A hospital pharmacist who is thought to be the first person to decommission a medicine under the Falsified Medicines Directive (FMD) in the UK has warned that the system could be ‘undermined’ by medicine packets that carry FMD hardware, but are not registered with the national medicines verification system (NMVS).
In December 2018, the National Pharmacy Association announced that Market Pharmacy in Bolton was the first community pharmacy in the UK to become fully FMD-compliant, successfully decommissioning and recommissioning a medicine.
However, The Pharmaceutical Journal has now learned that a pack of insulin was processed under FMD procedures on 11 November 2018, at Aintree University Hospital NHS Foundation Trust — making this, as far as can be established, the UK’s first registered decommission of a medicine. The insulin pack was decommissioned at 14:29 by Alex Jennings, assistant clinical director of pharmacy at the hospital. Jennings also developed the software that Aintree University Hospital uses to decommission medicines.
“I spent two days searching for stock that we held [which had been uploaded to the NMVS] and eventually, after many failed scans, I came across the Lilly range of insulin,” he said.
However, Jennings highlighted an issue that he believes could “undermine FMD” for pharmacists who need to decommission medicines at the point of supply to a patient: he said that he has encountered medicine packs that carry the 2D barcode and associated safety features required by FMD, but that were not recognised by the NMVS.

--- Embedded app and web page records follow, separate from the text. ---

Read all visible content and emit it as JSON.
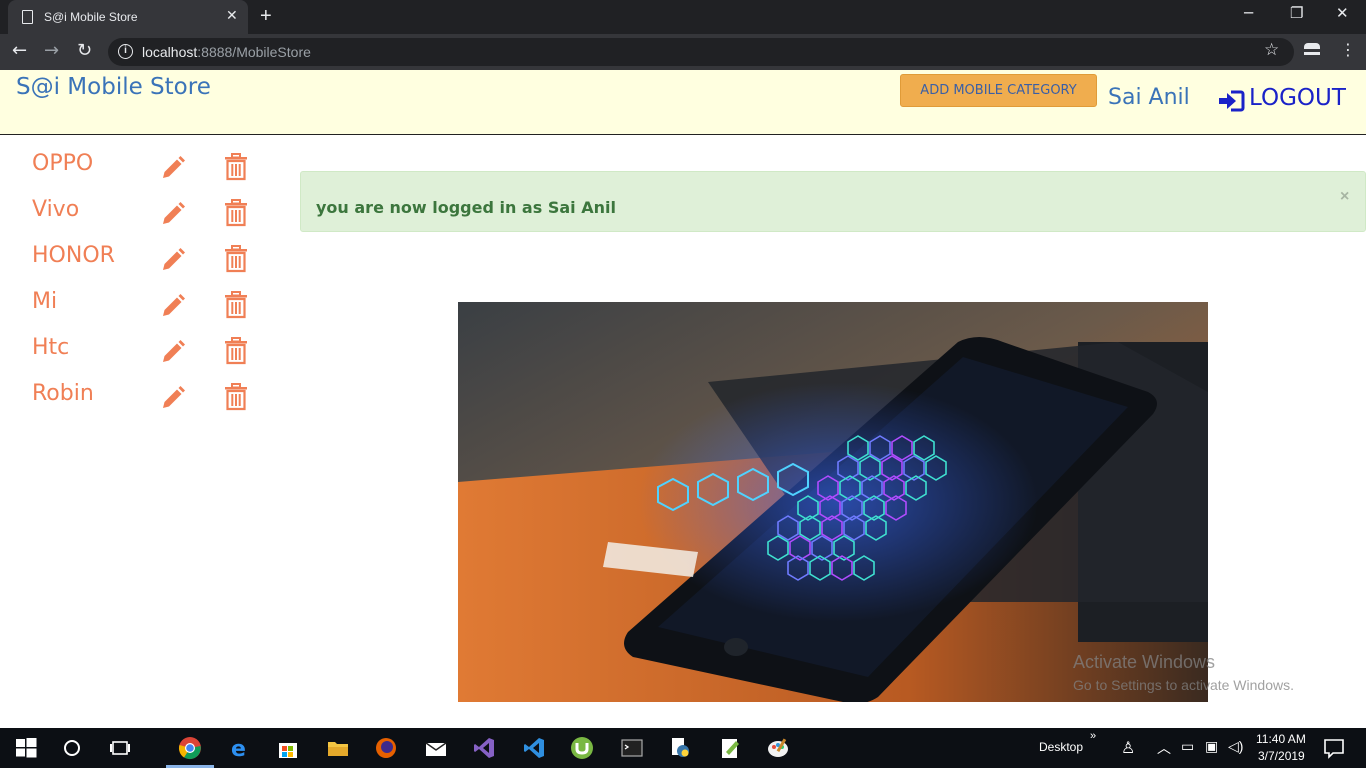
{
  "browser": {
    "tab_title": "S@i Mobile Store",
    "url_host": "localhost",
    "url_path": ":8888/MobileStore"
  },
  "header": {
    "brand": "S@i Mobile Store",
    "add_category_label": "ADD MOBILE CATEGORY",
    "username": "Sai Anil",
    "logout_label": "LOGOUT"
  },
  "categories": [
    {
      "name": "OPPO"
    },
    {
      "name": "Vivo"
    },
    {
      "name": "HONOR"
    },
    {
      "name": "Mi"
    },
    {
      "name": "Htc"
    },
    {
      "name": "Robin"
    }
  ],
  "alert": {
    "message": "you are now logged in as Sai Anil",
    "close": "×"
  },
  "watermark": {
    "line1": "Activate Windows",
    "line2": "Go to Settings to activate Windows."
  },
  "taskbar": {
    "desktop_label": "Desktop",
    "time": "11:40 AM",
    "date": "3/7/2019"
  },
  "colors": {
    "header_bg": "#ffffe0",
    "brand": "#3a73b8",
    "accent_button": "#f0ad4e",
    "category": "#f07f55",
    "alert_bg": "#dff0d8",
    "alert_text": "#3c763d",
    "logout": "#1a22c8"
  },
  "icons": {
    "edit": "pencil-icon",
    "delete": "trash-icon",
    "logout": "sign-in-icon"
  }
}
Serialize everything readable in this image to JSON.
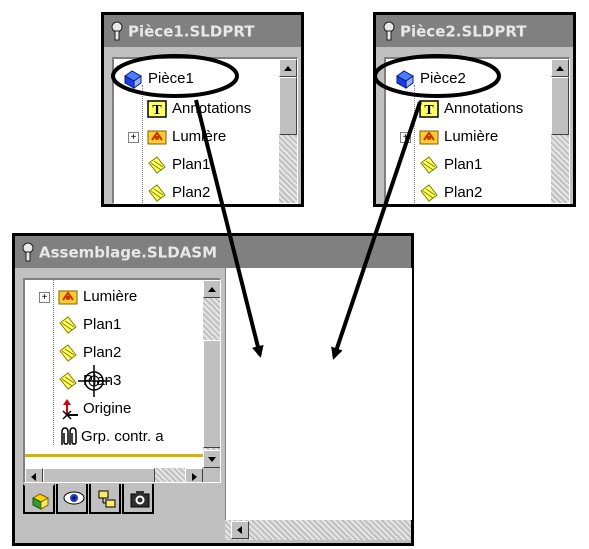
{
  "colors": {
    "annotation_ellipse": "#000000",
    "arrow": "#000000",
    "titlebar_bg": "#808080",
    "window_bg": "#c0c0c0"
  },
  "part1": {
    "title": "Pièce1.SLDPRT",
    "items": [
      {
        "label": "Pièce1",
        "icon": "part-icon"
      },
      {
        "label": "Annotations",
        "icon": "annotations-icon"
      },
      {
        "label": "Lumière",
        "icon": "light-icon"
      },
      {
        "label": "Plan1",
        "icon": "plane-icon"
      },
      {
        "label": "Plan2",
        "icon": "plane-icon"
      }
    ]
  },
  "part2": {
    "title": "Pièce2.SLDPRT",
    "items": [
      {
        "label": "Pièce2",
        "icon": "part-icon"
      },
      {
        "label": "Annotations",
        "icon": "annotations-icon"
      },
      {
        "label": "Lumière",
        "icon": "light-icon"
      },
      {
        "label": "Plan1",
        "icon": "plane-icon"
      },
      {
        "label": "Plan2",
        "icon": "plane-icon"
      }
    ]
  },
  "assembly": {
    "title": "Assemblage.SLDASM",
    "items": [
      {
        "label": "Lumière",
        "icon": "light-icon"
      },
      {
        "label": "Plan1",
        "icon": "plane-icon"
      },
      {
        "label": "Plan2",
        "icon": "plane-icon"
      },
      {
        "label": "Plan3",
        "icon": "plane-icon"
      },
      {
        "label": "Origine",
        "icon": "origin-icon"
      },
      {
        "label": "Grp. contr. a",
        "icon": "mates-icon"
      }
    ],
    "tabs": [
      {
        "icon": "feature-manager-icon"
      },
      {
        "icon": "display-manager-icon"
      },
      {
        "icon": "configuration-manager-icon"
      },
      {
        "icon": "photo-manager-icon"
      }
    ]
  }
}
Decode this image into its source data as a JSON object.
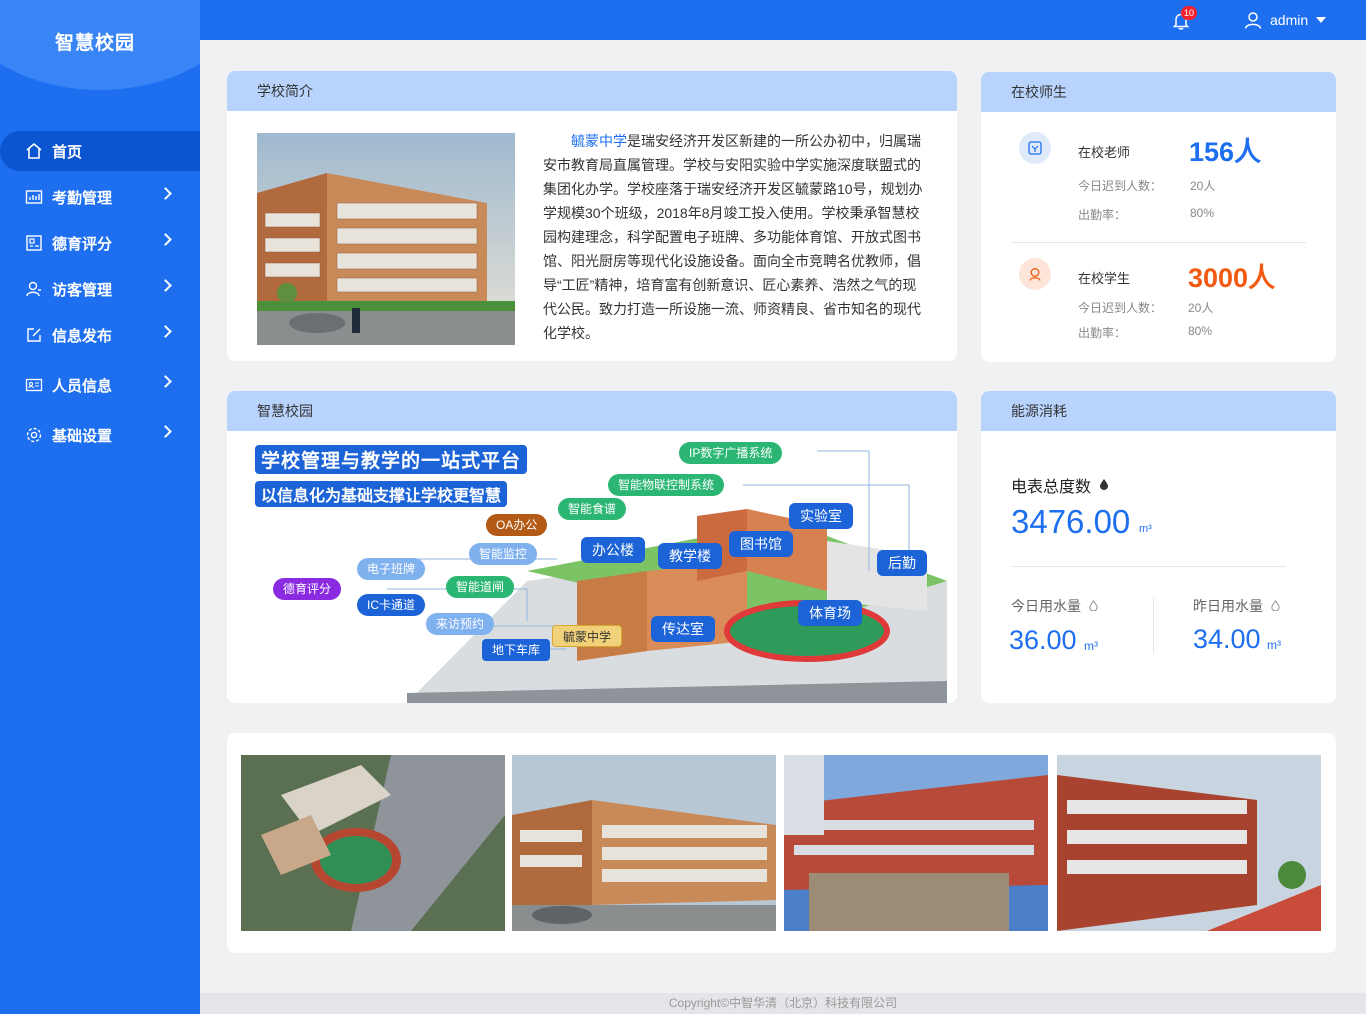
{
  "sidebar": {
    "title": "智慧校园",
    "items": [
      {
        "label": "首页",
        "icon": "home-icon",
        "active": true
      },
      {
        "label": "考勤管理",
        "icon": "chart-icon"
      },
      {
        "label": "德育评分",
        "icon": "score-icon"
      },
      {
        "label": "访客管理",
        "icon": "visitor-icon"
      },
      {
        "label": "信息发布",
        "icon": "edit-icon"
      },
      {
        "label": "人员信息",
        "icon": "id-card-icon"
      },
      {
        "label": "基础设置",
        "icon": "gear-icon"
      }
    ]
  },
  "header": {
    "notification_count": "10",
    "username": "admin"
  },
  "intro": {
    "title": "学校简介",
    "school_name": "毓蒙中学",
    "text": "是瑞安经济开发区新建的一所公办初中，归属瑞安市教育局直属管理。学校与安阳实验中学实施深度联盟式的集团化办学。学校座落于瑞安经济开发区毓蒙路10号，规划办学规模30个班级，2018年8月竣工投入使用。学校秉承智慧校园构建理念，科学配置电子班牌、多功能体育馆、开放式图书馆、阳光厨房等现代化设施设备。面向全市竞聘名优教师，倡导“工匠”精神，培育富有创新意识、匠心素养、浩然之气的现代公民。致力打造一所设施一流、师资精良、省市知名的现代化学校。"
  },
  "people": {
    "title": "在校师生",
    "teachers": {
      "label": "在校老师",
      "count": "156人",
      "late_label": "今日迟到人数：",
      "late_value": "20人",
      "rate_label": "出勤率：",
      "rate_value": "80%"
    },
    "students": {
      "label": "在校学生",
      "count": "3000人",
      "late_label": "今日迟到人数：",
      "late_value": "20人",
      "rate_label": "出勤率：",
      "rate_value": "80%"
    }
  },
  "campus": {
    "title": "智慧校园",
    "headline1": "学校管理与教学的一站式平台",
    "headline2": "以信息化为基础支撑让学校更智慧",
    "labels": {
      "ip_broadcast": "IP数字广播系统",
      "iot": "智能物联控制系统",
      "canteen": "智能食谱",
      "oa": "OA办公",
      "monitor": "智能监控",
      "class_board": "电子班牌",
      "moral": "德育评分",
      "ic": "IC卡通道",
      "gate": "智能道闸",
      "visit": "来访预约",
      "parking": "地下车库",
      "office": "办公楼",
      "teaching": "教学楼",
      "library": "图书馆",
      "lab": "实验室",
      "logistics": "后勤",
      "gym": "体育场",
      "guard": "传达室",
      "school": "毓蒙中学"
    }
  },
  "energy": {
    "title": "能源消耗",
    "meter_label": "电表总度数",
    "meter_value": "3476.00",
    "meter_unit": "m³",
    "today_label": "今日用水量",
    "today_value": "36.00",
    "today_unit": "m³",
    "yesterday_label": "昨日用水量",
    "yesterday_value": "34.00",
    "yesterday_unit": "m³"
  },
  "footer": {
    "copyright": "Copyright©中智华清（北京）科技有限公司"
  }
}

He told The Pharmaceutical Journal: “Many [packs] are starting to appear with 2D barcodes. A smaller cohort have both the 2D barcode and the security seal. Theoretically, these could be on the NMVS; but so far I have only found two product ranges to be on it. Are the manufacturers going to upload all FMD-compliant data at a later date?
“The biggest problem, longer term, is scannable stock that is not in the system.”
Jennings is concerned that pharmacies could be “full of unknown stock”.
Jonathan Buisson, international pharmacy and policy manager at Walgreens Boots Alliance and an expert on FMD, said that since the directive is not yet in force, it is not illegal for manufacturers to send out packs without having first uploaded the pack data to the NMVS. He said that anyone experiencing the issues that Jennings described should inform SecurMed or the Medicines and Healthcare products Regulatory Agency.